The Institute of Psychology follows the policy of the Faculty of Social and Behavioural Sciences to systematically check student papers for plagiarism with the help of software. Disciplinary measures will be taken when fraud is detected. Students are expected to be familiar with and understand the implications of this fraud policy.
Leka, S. & Houdmont, J. (Eds.) (2010) Occupational Health Psychology. Chichester. UK: Wiley-Blackwell. (note: this book will also be used in the course ’Interventions in Occupational Health’)
Further readings will be announced via Blackboard. Exemplary literature includes:
Bakker, A.B., Schaufeli, W.B., Leiter, M.P., & Taris, T.W. (2008). Work engagement: An emerging concept in occupational health psychology. Work and Stress, 22, 187-200.
Ferrie, J.E., Kivimaki, M., Shipley, M.J., Davey Smith, G. & Virtanen, M. (2013). Job insecurity and incident coronary heart disease: The Whitehall II prospective cohort study. Atherosclerosis, 227(1), 178-81.
Ganster, D.C. & Rosen, C.C. (2013). Work stress and employee health: A multidisciplinary review. Journal of Management, 39(5), 1085-1122.
Maslach, C. (2008). Early predictors of job burnout and engagement. Journal of Applied Psychology, 93(3), 498.
Nielsen, M B, & Einarsen, S. (2012). Outcomes of exposure to workplace bullying: A meta-analytic review. Work and Stress, 26(4), 309-332.

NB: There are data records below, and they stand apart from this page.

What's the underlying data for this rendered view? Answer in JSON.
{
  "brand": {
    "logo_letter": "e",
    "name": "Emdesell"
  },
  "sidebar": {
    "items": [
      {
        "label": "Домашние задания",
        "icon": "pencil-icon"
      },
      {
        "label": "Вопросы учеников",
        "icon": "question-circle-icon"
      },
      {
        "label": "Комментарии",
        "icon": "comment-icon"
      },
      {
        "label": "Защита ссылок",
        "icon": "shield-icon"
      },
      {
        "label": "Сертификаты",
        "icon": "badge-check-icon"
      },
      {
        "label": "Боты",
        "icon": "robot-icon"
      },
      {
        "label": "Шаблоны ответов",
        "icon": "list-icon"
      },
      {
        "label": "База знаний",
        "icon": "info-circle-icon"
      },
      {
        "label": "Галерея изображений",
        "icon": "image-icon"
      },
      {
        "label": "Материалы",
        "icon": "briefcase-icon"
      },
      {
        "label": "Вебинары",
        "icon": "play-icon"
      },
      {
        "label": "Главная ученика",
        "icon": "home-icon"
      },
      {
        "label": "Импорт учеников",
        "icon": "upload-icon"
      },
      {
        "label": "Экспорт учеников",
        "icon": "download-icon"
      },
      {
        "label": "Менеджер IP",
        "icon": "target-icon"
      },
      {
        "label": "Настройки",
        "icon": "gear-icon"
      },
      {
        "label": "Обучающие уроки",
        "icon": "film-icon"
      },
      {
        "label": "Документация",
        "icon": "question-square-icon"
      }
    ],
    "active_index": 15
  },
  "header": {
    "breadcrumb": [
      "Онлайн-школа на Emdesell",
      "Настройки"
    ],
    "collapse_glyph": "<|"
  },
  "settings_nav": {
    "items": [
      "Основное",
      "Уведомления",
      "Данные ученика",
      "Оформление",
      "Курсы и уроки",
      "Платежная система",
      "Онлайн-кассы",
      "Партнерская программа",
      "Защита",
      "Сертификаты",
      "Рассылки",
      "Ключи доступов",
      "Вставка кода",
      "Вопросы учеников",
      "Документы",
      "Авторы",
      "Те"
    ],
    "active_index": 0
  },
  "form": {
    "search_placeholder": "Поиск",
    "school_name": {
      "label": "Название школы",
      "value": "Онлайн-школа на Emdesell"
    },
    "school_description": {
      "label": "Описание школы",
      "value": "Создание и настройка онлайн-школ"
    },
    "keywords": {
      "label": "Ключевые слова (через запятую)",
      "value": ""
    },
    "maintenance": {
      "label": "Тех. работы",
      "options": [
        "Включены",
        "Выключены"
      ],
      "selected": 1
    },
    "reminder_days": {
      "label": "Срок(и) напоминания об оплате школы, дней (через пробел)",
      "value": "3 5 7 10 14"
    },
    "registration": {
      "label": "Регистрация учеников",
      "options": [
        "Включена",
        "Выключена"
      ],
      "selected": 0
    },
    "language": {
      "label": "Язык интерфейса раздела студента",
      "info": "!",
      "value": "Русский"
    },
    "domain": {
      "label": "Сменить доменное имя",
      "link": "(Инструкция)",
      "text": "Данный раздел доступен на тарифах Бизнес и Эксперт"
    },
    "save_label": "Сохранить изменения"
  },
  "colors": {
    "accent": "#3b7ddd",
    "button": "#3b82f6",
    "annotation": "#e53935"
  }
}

Siegrist, J & Li, J. (2016). Associations of extrinsic and intrinsic components of work stress with health: a systematic review of evidence on the Effort-Reward Imbalance model. International Journal of Environmental Research and Public Health, 13(4), article number 432.
Sonnentag, S. & Frese, M. (2012). Stress in organizations. In I.B. Weiner, N. Schmitt, & S. Highhouse (Eds.), Handbook of Psychology (Vol. 12: Industrial and Organizational Psychology, Chapter 21, pp. 560-592). London: Wiley.
Zijlstra, F. & Sonnentag, S. (2006). After work is done: Psychological perspectives on recovery from work. European Journal of Work and Organizational Psychology, 15(2), 129-138.
Dr. Margot van der Doef